Perhaps 90 percent of human activity is unnecessary, and essentially counter-productive. I have chosen this figure, as I choose most figures, for rhetorical effect; in reality it is probably much higher. A productive, well-organized person is he (sometimes she) who knows what to give up; perhaps, at first, only temporarily. For the unnecessary labours get in the way of things necessary and more worthy of our attention.

It begins every morning, or more realistically, the night before. The mornings are when most people are most awake, but the evenings are useful for organizing. Proper organization consists mostly of asking questions that cannot immediately be answered, which is why one does it in the evening, before one goes to sleep. If one is patient, the answers will all come in the course of the night.

Unfortunately, some people do not get enough sleep, which is why they are constitutionally frazzled.

The religious types, for instance priests, tell us that morning should be a time of prayer; and the Catholic ones suggest Mass attendance. I would not dispute this, only attempt to clear up a misunderstanding. One’s work must be an extension of one’s prayer. They are, in principle, the same thing, unless one’s work has been corrupted.

The current writer is a writer, so to say; his work generally consists of writing. He doesn’t always write, even in the mornings, when technically he can’t; but his not writing is also like writing.

He would be, perhaps, more outwardly productive, except that his cerebellum is bad. This he discerns when he tries to stand or walk, or recall some basic vocabulary. The affliction began with a stroke. But it confers advantages which even his doctors cannot understand.

For one of the reasons we are, generally, so unproductive, is not that we waste our time, on what we might call ruinous trivialities (such as “media” and “entertainment”). It is because we attribute the centre of our action to our brains. We think we might not be smart enough to achieve anything. And this is in a strange sense quite reasonable, because we are seeking our wisdom from the wrong place: from a lump of meat.

The soul is instead at the heart of intellect and moral action; providing the trigger for all intelligent human life.
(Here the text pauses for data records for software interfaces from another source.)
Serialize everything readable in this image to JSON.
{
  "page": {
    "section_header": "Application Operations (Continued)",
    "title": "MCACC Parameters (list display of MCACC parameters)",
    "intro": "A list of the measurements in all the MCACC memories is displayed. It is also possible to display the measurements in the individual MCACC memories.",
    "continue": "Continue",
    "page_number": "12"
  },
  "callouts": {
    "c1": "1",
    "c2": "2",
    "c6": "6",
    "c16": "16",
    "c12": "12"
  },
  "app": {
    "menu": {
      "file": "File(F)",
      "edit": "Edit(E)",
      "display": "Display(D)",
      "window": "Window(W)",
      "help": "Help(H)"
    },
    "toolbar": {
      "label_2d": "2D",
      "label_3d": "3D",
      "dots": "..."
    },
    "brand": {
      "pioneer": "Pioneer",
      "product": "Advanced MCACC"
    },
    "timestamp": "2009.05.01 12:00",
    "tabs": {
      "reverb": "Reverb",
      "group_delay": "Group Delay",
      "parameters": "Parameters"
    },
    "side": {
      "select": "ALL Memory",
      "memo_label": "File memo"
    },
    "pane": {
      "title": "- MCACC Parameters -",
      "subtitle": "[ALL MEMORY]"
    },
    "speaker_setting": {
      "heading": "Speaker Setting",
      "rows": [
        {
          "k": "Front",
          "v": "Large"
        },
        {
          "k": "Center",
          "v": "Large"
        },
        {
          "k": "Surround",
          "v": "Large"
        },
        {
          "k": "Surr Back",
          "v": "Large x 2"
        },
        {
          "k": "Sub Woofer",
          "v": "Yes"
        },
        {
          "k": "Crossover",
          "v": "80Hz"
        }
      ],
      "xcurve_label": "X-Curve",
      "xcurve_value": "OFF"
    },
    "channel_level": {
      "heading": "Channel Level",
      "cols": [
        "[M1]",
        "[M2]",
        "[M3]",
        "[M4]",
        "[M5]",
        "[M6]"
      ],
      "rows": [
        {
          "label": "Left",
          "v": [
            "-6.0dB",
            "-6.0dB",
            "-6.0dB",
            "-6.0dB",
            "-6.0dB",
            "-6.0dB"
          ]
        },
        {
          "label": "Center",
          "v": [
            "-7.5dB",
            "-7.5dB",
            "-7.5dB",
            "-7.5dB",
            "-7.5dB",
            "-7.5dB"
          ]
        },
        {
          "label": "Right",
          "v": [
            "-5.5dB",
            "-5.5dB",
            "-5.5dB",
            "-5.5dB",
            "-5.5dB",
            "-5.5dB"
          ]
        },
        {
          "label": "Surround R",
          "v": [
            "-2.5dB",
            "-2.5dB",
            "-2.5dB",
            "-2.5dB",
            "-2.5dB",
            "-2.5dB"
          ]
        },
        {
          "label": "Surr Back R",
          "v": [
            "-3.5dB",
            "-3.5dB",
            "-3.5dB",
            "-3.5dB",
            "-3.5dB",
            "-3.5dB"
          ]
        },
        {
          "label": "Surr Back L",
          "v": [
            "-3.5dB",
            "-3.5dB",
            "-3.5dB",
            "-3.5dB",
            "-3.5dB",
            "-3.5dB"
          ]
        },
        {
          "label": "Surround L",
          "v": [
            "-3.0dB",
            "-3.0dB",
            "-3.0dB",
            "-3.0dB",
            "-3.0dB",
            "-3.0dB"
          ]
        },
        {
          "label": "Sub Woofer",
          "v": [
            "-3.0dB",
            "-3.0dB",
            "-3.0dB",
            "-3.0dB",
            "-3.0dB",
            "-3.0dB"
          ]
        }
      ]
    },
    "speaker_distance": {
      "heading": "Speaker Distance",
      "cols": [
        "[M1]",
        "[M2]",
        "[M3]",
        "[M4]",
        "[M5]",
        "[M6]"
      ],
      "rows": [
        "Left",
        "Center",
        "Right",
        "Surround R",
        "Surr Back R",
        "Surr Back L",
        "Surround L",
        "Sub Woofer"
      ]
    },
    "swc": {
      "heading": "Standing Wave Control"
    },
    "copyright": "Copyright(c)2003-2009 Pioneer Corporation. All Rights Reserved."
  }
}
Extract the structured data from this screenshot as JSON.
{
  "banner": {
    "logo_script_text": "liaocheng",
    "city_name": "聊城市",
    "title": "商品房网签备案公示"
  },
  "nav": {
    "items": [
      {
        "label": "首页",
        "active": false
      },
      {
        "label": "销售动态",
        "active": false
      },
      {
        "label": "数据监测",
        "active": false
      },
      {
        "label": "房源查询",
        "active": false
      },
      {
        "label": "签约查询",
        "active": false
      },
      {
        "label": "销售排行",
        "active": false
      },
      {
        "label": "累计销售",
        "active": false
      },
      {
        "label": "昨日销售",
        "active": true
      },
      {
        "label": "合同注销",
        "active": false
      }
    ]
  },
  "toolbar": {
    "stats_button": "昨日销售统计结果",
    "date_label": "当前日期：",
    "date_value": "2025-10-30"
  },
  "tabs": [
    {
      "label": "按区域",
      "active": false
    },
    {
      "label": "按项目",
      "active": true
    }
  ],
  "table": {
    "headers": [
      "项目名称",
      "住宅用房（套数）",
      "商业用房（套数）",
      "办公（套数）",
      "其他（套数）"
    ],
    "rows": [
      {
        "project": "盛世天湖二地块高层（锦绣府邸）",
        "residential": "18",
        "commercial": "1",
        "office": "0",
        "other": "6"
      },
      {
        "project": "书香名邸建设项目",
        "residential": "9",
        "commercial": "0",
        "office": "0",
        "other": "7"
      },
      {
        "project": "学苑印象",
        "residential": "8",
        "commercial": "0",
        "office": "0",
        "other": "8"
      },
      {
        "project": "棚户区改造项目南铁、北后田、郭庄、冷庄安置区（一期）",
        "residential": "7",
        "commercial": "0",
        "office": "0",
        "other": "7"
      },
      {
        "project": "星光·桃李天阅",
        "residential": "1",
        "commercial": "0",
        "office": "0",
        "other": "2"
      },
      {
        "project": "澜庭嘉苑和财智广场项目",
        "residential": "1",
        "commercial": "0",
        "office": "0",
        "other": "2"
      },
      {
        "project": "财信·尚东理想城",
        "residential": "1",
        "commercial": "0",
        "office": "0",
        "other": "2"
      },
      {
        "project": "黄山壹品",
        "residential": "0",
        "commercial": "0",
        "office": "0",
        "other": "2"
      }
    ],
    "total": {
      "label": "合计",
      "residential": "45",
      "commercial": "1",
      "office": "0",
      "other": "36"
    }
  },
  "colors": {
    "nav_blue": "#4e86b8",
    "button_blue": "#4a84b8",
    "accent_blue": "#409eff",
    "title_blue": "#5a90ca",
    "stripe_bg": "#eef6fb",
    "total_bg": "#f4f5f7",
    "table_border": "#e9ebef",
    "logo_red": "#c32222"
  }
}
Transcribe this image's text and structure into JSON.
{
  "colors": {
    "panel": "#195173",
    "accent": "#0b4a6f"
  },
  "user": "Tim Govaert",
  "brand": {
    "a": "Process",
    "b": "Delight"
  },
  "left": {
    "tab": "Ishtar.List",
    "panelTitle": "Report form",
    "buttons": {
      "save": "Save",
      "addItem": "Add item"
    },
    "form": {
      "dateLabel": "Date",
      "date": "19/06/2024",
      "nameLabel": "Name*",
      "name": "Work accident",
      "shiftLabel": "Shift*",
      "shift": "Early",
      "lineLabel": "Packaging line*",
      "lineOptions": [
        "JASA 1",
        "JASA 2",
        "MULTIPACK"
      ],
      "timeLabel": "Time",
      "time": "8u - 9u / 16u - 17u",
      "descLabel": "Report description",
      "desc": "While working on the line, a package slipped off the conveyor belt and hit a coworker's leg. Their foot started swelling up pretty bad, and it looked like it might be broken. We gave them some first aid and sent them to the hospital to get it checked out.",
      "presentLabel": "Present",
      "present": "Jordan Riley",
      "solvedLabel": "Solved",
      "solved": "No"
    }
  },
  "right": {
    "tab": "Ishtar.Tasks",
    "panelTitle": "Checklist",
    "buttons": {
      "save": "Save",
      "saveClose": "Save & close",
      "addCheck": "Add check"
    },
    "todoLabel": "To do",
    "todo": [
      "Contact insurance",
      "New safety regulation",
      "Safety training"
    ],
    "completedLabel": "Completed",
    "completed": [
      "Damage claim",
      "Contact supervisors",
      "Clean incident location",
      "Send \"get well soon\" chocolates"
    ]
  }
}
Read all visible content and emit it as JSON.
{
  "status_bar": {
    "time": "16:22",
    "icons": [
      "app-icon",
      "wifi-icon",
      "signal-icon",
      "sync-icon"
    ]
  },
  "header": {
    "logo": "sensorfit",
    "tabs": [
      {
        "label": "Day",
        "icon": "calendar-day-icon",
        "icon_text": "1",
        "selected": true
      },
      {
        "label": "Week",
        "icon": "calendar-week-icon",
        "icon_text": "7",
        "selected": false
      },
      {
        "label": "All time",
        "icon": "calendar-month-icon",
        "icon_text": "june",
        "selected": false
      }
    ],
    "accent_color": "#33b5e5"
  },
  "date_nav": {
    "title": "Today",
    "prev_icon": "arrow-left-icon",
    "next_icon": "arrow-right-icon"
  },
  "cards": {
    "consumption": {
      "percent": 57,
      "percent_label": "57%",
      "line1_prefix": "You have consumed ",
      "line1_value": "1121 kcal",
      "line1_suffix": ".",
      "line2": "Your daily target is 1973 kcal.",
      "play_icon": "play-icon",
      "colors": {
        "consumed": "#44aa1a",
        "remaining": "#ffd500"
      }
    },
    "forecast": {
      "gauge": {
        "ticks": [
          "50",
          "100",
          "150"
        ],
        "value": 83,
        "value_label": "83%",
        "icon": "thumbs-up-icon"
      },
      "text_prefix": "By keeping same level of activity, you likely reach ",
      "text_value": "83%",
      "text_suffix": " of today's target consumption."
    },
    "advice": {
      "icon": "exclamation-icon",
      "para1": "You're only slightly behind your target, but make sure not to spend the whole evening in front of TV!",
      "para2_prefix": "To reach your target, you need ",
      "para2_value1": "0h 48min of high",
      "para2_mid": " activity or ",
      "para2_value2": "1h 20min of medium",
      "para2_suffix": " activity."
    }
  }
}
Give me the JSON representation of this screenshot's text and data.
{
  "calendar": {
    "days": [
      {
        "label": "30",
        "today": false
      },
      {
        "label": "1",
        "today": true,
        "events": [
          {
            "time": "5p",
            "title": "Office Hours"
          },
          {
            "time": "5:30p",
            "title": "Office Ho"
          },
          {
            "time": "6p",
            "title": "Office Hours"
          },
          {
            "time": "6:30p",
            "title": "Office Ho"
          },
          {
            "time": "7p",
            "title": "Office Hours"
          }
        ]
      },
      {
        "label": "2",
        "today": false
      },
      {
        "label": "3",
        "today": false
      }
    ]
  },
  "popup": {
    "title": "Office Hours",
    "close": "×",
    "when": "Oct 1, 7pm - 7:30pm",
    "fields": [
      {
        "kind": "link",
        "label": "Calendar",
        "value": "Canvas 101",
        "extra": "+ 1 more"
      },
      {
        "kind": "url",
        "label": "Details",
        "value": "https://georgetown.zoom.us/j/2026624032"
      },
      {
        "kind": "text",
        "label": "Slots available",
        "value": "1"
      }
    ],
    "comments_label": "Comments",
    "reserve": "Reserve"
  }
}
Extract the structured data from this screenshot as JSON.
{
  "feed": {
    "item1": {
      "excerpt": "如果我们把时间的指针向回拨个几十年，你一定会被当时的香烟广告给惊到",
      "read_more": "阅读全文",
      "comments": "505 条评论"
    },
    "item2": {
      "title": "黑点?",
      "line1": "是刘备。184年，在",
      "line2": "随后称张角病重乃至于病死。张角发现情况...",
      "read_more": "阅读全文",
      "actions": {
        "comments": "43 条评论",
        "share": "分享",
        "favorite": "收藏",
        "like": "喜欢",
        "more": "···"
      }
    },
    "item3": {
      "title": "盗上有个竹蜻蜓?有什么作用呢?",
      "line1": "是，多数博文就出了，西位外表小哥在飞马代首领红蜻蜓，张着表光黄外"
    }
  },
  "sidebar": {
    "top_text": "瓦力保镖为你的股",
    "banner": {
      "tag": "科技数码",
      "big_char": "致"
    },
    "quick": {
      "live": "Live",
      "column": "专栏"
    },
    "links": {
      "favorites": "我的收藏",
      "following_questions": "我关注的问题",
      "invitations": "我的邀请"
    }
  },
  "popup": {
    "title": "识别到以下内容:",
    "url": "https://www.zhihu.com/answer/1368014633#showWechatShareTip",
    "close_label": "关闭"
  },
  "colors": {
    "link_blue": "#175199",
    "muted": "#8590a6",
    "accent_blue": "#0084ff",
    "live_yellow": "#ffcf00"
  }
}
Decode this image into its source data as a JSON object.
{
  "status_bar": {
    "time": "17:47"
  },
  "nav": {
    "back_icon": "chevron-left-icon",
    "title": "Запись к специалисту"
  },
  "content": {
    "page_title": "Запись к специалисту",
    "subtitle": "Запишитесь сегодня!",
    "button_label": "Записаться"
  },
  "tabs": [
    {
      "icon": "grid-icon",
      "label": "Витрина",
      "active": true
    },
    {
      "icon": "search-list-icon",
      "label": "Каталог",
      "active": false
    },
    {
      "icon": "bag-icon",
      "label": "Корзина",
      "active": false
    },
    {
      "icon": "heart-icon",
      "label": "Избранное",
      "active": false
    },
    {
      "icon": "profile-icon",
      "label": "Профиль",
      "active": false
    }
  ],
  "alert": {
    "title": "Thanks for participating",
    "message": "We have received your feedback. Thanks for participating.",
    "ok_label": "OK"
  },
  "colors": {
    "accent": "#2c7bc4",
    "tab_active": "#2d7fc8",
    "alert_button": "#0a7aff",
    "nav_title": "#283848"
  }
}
It comes linked to God (“the Trinity”). But when that link is broken, it just spins about, pointlessly.